The wording of the Paris Agreement suggests that more economically developed countries need to do more to tackle climate change, given their level of development and economic resources. This would suggest the need to move towards an ‘equity’ approach. 

In our research, we looked at what this approach would mean for one developed country – the United Kingdom. But the answers should hold true for any developed economy.

How fast would one developed country (the United Kingdom) need to move to a zero carbon energy future?

According to our research, countries need to move toward zero carbon energy now if we want to achieve the agreements put together under the Paris Agreement.

This is because technologies used in the energy system generally have long shelf-life. For example, your car will likely be on the road ~12 years and the power plant that keeps the lights on will last for 30, 40 or more years before it is retired. This means that the power plants that are built today could still be operating in 2065 or beyond.

In our research, we used computer models of the energy system to see what would need to be done to get for the UK to achieve its Paris Agreement commitments.  According to our analysis, the UK energy system needs to be carbon-free by:

  • 2045 – if we want to achieve the Paris Agreement’s call a “well below 2°C” future, as shown by the thick, black line in this graph
  • 2070 – if we want to avoid the worst effects of climate change, this is the very latest point for the UK to achieve a zero carbon energy system
Figure 1. Net CO2 emissions from the UK energy system under the 2 °C (66% probability) carbon budget range of 590-1240 GtCO2, based on ‘Equity’ and ‘Inertia’ allocations.
Credit: Steve Pye, F. Li, J. Price & B. Fais (2017)

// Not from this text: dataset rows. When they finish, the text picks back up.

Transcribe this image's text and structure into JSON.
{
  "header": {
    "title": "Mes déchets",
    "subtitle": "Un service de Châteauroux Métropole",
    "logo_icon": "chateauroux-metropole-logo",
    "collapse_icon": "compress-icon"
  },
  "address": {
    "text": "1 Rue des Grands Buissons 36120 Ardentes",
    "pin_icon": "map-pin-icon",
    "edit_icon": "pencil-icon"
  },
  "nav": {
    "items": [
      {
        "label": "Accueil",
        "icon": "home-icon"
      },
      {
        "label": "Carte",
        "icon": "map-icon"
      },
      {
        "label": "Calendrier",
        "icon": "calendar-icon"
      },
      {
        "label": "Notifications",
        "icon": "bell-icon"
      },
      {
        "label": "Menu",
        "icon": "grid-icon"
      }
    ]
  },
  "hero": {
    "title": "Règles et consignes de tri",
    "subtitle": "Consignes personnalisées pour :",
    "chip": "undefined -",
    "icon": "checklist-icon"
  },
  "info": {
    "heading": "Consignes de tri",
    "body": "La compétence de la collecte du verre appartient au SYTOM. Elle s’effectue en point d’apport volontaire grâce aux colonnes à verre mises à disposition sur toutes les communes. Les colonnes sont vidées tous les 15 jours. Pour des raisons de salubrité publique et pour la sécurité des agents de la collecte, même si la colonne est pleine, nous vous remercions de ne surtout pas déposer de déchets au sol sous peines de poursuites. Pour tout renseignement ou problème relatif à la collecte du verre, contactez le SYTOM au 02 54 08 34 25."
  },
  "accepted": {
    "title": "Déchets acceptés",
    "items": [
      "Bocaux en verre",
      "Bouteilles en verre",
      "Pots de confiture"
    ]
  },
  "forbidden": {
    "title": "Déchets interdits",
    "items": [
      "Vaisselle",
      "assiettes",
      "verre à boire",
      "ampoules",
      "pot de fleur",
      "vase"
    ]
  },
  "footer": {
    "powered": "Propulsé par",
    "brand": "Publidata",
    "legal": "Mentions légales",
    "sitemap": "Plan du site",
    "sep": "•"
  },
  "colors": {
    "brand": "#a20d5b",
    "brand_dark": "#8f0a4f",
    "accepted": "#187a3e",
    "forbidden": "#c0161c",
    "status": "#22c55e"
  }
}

This means that the United Kingdom needs to move to a zero carbon energy system now if it wants to truly stand behind its Paris Agreement commitments. This is why, soon after Paris, the UK Government committed to putting a net zero target into law (though no actions have been formally made to follow through on this…).

While these findings are specific to the United Kingdom, the answers almost certainly hold true for other rich countries. This is why some are already moving ahead with “zero emission” policies. For example, Sweden is planning to be carbon-neutral by 2045 with their own net-zero emission strategy.

But more countries need to move to zero carbon energy – and quickly – if we want to have a chance at meeting global targets.

One can reach the full research paper by Pye, S., Li, F. G., Price, J., & Fais, B. (2017). Achieving net-zero emissions through the reframing of UK national targets in the post-Paris Agreement era. Nature Energy2, 17024 here.